The recent series of high-profile harassment claims are ringing loud warning bells for Australian businesses in the lead up to the traditional office Christmas party season.
The media coverage surrounding the likes of Harvey Weinstein, Kevin Spacey and Don Burke has pushed sexual harassment firmly in the spotlight.
As employers across Australia make final preparations for their office Christmas parties, the allegations against these high-profile figures is effectively putting everyone on notice. The publicity is also encouraging employees to call out unacceptable behaviour.
While the perpetrators of sexual harassment are the most obvious target for a legal claim, employers could be found liable in cases where an employee is sexually harassed at a work event. In such cases, the Court will often look at what policies and other safeguards (or lack thereof) the employer had in place to prevent sexual harassment in the workplace. There is an added element of risk when an employer holds an event for employees to let off steam and throws alcohol into the mix.
Those in charge of planning their office Christmas party are therefore understandably nervous right now and we are already speaking with employers keen to best safeguard their events from any inappropriate behaviour. Employers want to ensure that their employees enjoy themselves at the end-of-year function, but that they do so safely and respectfully.
Recently, we have seen employers taking the step of nominating a staff member as a “wellbeing officer” to ensure that employees do not over-indulge with alcoholic drinks and that employees’ behaviour does not cross the line. This is not about nominating someone to be “the fun police”, but to ensure employees don’t do something that they may later regret, and that they get home safely.

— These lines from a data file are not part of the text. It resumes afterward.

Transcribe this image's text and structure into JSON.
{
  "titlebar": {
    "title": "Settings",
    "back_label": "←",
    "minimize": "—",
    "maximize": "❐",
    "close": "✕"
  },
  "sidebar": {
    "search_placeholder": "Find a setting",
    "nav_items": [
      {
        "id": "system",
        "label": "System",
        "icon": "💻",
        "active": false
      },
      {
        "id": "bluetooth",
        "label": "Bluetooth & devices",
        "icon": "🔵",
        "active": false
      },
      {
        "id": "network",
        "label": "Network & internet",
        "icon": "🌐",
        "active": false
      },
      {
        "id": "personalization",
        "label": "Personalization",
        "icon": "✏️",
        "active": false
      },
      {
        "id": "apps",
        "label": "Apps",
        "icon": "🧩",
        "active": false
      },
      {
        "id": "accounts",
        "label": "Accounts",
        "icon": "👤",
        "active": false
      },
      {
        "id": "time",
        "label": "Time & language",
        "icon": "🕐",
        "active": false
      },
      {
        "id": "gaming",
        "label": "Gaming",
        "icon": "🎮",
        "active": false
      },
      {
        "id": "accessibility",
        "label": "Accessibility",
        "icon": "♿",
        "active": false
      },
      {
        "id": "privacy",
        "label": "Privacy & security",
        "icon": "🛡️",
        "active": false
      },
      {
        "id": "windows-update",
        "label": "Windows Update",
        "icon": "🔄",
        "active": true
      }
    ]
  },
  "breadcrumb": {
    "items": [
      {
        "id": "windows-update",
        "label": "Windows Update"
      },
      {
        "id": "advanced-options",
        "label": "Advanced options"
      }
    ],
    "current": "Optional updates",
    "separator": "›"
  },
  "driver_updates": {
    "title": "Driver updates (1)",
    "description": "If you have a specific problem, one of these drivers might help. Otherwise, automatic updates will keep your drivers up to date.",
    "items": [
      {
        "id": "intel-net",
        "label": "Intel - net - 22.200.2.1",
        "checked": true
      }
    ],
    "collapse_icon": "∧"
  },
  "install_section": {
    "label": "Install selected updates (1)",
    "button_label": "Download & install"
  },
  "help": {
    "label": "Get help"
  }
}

In addition to this, we encourage employers to review their workplace policies prior to their Christmas party and to remind employees of the expectations around their behaviour and treatment of colleagues before the drinks begin to flow. Ultimately, it’s about creating the right culture in your workplace and understanding the same behavioural standards that apply in the office remain in place at work events.